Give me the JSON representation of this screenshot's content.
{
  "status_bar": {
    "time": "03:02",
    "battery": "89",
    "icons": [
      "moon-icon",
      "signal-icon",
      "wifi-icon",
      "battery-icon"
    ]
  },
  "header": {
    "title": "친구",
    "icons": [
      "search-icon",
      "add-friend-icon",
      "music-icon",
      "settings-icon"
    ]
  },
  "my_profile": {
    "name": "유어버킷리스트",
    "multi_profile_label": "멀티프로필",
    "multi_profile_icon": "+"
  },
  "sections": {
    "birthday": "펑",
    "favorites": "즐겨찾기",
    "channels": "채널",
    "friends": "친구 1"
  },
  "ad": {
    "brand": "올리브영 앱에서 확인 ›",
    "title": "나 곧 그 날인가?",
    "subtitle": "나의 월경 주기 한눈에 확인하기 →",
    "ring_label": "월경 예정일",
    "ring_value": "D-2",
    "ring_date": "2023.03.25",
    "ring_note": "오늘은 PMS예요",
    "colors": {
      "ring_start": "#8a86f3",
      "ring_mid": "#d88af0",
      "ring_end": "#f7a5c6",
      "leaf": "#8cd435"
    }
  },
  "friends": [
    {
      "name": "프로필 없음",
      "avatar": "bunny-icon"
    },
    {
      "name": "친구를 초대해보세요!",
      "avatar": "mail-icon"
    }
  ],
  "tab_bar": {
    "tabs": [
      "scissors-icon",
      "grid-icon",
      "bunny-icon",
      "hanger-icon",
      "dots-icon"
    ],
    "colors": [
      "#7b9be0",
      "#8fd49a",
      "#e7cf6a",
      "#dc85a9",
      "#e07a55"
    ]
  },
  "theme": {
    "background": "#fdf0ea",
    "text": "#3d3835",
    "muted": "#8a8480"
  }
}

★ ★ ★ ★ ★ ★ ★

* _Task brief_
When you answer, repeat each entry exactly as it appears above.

* _Task output_
Give me the JSON representation of this screenshot's content.
{
  "status_bar": {
    "time": "03:02",
    "battery": "89",
    "icons": [
      "moon-icon",
      "signal-icon",
      "wifi-icon",
      "battery-icon"
    ]
  },
  "header": {
    "title": "친구",
    "icons": [
      "search-icon",
      "add-friend-icon",
      "music-icon",
      "settings-icon"
    ]
  },
  "my_profile": {
    "name": "유어버킷리스트",
    "multi_profile_label": "멀티프로필",
    "multi_profile_icon": "+"
  },
  "sections": {
    "birthday": "펑",
    "favorites": "즐겨찾기",
    "channels": "채널",
    "friends": "친구 1"
  },
  "ad": {
    "brand": "올리브영 앱에서 확인 ›",
    "title": "나 곧 그 날인가?",
    "subtitle": "나의 월경 주기 한눈에 확인하기 →",
    "ring_label": "월경 예정일",
    "ring_value": "D-2",
    "ring_date": "2023.03.25",
    "ring_note": "오늘은 PMS예요",
    "colors": {
      "ring_start": "#8a86f3",
      "ring_mid": "#d88af0",
      "ring_end": "#f7a5c6",
      "leaf": "#8cd435"
    }
  },
  "friends": [
    {
      "name": "프로필 없음",
      "avatar": "bunny-icon"
    },
    {
      "name": "친구를 초대해보세요!",
      "avatar": "mail-icon"
    }
  ],
  "tab_bar": {
    "tabs": [
      "scissors-icon",
      "grid-icon",
      "bunny-icon",
      "hanger-icon",
      "dots-icon"
    ],
    "colors": [
      "#7b9be0",
      "#8fd49a",
      "#e7cf6a",
      "#dc85a9",
      "#e07a55"
    ]
  },
  "theme": {
    "background": "#fdf0ea",
    "text": "#3d3835",
    "muted": "#8a8480"
  }
}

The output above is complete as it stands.